* Exercise prompt
Among the entries below, please show each line that carries the word "challenge".

***** Provided records

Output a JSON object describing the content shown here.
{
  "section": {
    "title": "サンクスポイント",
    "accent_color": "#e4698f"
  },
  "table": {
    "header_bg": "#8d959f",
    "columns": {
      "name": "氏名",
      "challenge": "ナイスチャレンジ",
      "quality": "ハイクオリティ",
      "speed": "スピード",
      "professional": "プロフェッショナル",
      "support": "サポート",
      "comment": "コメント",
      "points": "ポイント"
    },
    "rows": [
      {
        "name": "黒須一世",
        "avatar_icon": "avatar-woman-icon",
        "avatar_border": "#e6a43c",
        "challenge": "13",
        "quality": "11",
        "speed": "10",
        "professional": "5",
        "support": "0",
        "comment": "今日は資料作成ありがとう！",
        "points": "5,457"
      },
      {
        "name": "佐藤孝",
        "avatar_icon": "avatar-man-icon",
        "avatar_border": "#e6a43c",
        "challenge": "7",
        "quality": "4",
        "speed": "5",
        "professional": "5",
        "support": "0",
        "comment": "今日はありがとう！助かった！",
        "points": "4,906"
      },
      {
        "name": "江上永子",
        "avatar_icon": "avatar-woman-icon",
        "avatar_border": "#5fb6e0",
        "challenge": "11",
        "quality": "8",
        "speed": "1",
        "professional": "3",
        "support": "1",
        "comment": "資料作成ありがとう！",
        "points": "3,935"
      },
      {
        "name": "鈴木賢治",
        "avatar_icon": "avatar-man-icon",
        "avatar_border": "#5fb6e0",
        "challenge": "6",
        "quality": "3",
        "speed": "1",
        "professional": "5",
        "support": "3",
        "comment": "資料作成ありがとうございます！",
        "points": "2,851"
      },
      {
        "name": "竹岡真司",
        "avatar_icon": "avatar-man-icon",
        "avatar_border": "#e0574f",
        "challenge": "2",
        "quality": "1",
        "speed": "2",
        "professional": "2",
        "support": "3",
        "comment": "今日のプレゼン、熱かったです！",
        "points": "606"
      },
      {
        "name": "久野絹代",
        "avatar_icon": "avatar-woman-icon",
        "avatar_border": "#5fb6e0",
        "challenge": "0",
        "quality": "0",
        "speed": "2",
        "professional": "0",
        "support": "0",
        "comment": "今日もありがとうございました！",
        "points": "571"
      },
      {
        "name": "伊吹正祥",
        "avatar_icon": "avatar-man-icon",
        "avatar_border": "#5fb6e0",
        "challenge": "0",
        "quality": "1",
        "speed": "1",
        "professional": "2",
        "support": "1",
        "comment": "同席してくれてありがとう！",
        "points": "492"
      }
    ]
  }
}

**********

* Result
      "challenge": "ナイスチャレンジ",
        "challenge": "13",
        "challenge": "7",
        "challenge": "11",
        "challenge": "6",
        "challenge": "2",
        "challenge": "0",
        "challenge": "0",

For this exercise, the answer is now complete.